Mentions: The main structural unit and biological marker of caveolae is the 20–22 kD integral membrane protein, caveolin.

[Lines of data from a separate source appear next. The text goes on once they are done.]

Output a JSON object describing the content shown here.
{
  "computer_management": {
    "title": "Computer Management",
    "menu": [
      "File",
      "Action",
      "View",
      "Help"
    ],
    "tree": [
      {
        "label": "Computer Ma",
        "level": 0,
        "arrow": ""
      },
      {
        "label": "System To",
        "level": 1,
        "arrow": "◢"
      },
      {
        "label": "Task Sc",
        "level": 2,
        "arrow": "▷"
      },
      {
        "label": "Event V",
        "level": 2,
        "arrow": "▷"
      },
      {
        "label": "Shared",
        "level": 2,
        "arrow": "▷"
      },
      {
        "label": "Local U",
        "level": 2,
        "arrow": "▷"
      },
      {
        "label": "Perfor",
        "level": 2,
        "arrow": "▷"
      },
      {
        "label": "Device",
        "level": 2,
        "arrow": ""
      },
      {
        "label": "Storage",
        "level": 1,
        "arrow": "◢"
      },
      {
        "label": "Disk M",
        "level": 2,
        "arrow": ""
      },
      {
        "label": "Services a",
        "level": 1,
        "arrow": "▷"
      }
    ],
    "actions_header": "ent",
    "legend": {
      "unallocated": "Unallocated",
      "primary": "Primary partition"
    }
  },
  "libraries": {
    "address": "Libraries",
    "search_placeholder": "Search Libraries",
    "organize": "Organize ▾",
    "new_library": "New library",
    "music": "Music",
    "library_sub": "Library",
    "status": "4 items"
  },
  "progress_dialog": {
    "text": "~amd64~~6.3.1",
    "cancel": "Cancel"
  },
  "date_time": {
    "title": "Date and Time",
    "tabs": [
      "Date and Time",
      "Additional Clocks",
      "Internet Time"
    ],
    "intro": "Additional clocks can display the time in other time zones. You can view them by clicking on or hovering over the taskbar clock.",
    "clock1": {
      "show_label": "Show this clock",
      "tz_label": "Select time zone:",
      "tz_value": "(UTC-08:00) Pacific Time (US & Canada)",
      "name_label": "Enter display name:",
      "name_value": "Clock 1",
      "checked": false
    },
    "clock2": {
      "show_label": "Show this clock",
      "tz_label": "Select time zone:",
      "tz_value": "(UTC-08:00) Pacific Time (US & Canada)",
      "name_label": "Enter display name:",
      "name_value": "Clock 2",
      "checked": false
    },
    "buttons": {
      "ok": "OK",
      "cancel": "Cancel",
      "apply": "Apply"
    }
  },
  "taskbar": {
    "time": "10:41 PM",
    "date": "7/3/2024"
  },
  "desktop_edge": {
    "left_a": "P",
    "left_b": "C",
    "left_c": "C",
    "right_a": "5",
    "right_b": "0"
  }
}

To date, several different caveolin iso-forms have been identified: caveolin-1α, caveolin-1β, caveolin-2α, caveolin-2β, caveolin-2γ and caveolin-3 [13] (Fig. 1). Caveolin-1 and -2 are ubiquitously expressed, while caveolin-3 is confined to muscle cells [14–16]. The α and β isoforms of caveolin-1 result from alternative splicing from a single gene; the β form is 32 amino acids shorter than the α form [14]. Caveolin-1 is required for the biogenesis of non-muscle caveolae since the overexpression of caveolin- 1 in cells that lack endogenous caveolin-1 results in the de novo formation of caveolae [17, 18]. In cells that loose caveolin-1 expression during transformation, caveolae are no longer present [19]. Moreover, endothelium and adipose tissue of mice defective in caveolin-1 are devoid of caveolae [20–24]. Suppression of caveolin-1 expression by siRNA leads to a dramatic decrease in the number of caveolae in endothelial cells, which returns to normal following recovery of caveolin-1 expression [25].

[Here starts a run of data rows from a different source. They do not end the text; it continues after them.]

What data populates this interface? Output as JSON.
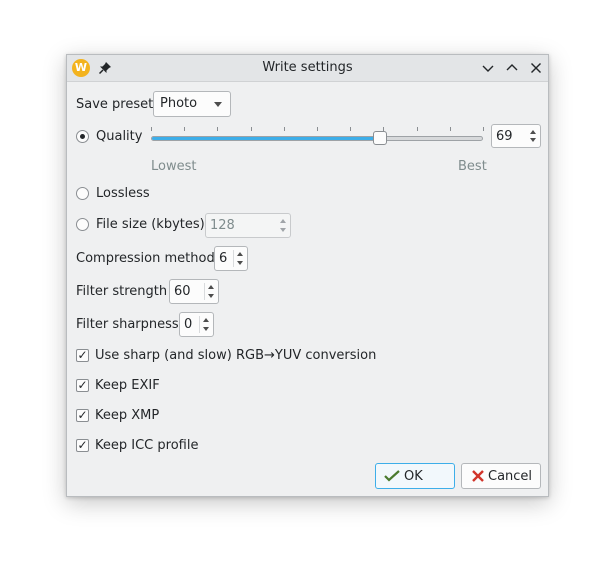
{
  "window": {
    "title": "Write settings",
    "app_icon_letter": "W"
  },
  "save_preset": {
    "label": "Save preset",
    "selected": "Photo"
  },
  "quality": {
    "label": "Quality",
    "checked": true,
    "value": "69",
    "slider_min": 0,
    "slider_max": 100,
    "slider_value": 69,
    "lowest_label": "Lowest",
    "best_label": "Best"
  },
  "lossless": {
    "label": "Lossless",
    "checked": false
  },
  "file_size": {
    "label": "File size (kbytes)",
    "checked": false,
    "value": "128"
  },
  "compression_method": {
    "label": "Compression method",
    "value": "6"
  },
  "filter_strength": {
    "label": "Filter strength",
    "value": "60"
  },
  "filter_sharpness": {
    "label": "Filter sharpness",
    "value": "0"
  },
  "checkboxes": {
    "sharp_yuv": {
      "label": "Use sharp (and slow) RGB→YUV conversion",
      "checked": true
    },
    "keep_exif": {
      "label": "Keep EXIF",
      "checked": true
    },
    "keep_xmp": {
      "label": "Keep XMP",
      "checked": true
    },
    "keep_icc": {
      "label": "Keep ICC profile",
      "checked": true
    }
  },
  "buttons": {
    "ok": "OK",
    "cancel": "Cancel"
  },
  "colors": {
    "accent": "#3daee9",
    "app_icon": "#f3b31e",
    "ok_icon": "#4a7a2e",
    "cancel_icon": "#d1342a"
  },
  "icons": {
    "app": "app-logo-icon",
    "pin": "pin-icon",
    "minimize": "chevron-down-icon",
    "maximize": "chevron-up-icon",
    "close": "close-icon",
    "ok": "checkmark-icon",
    "cancel": "cancel-x-icon"
  }
}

Bottom Line: Entrapment of cargo within caveolae induces activation of signalling cascades leading to caveolae fission and internalization.Activation of Src tyrosine kinase is an early and essential step that triggers detachment of loaded caveolae from the plasma membrane.In this review, we examine how Src-mediated phosphorylation regulates caveolae-mediated transport by orchestrating the localization and activity of essential proteins of the endocytic machinery to regulate caveolae formation and fission.

View Article: PubMed Central - PubMed

Affiliation: Department of Pharmacology, Center for Lung and Vascular Biology, University of Illinois, College of Medicine at Chicago, Chicago, IL 60612, USA.

ABSTRACT
Caveolae are flask-shaped plasma membrane invaginations that mediate endocytosis and transcytosis of plasma macromolecules, such as albumin, insulin and low-density lipoprotein (LDL), as well as certain viruses, bacteria and bacterial toxins. Caveolae-mediated transcytosis of macromolecules is critical for maintaining vascular homeostasis by regulating the oncotic pressure gradient and tissue delivery of drugs, vitamins, lipids and ions. Entrapment of cargo within caveolae induces activation of signalling cascades leading to caveolae fission and internalization. Activation of Src tyrosine kinase is an early and essential step that triggers detachment of loaded caveolae from the plasma membrane. In this review, we examine how Src-mediated phosphorylation regulates caveolae-mediated transport by orchestrating the localization and activity of essential proteins of the endocytic machinery to regulate caveolae formation and fission.

Show MeSH
Related in: MedlinePlus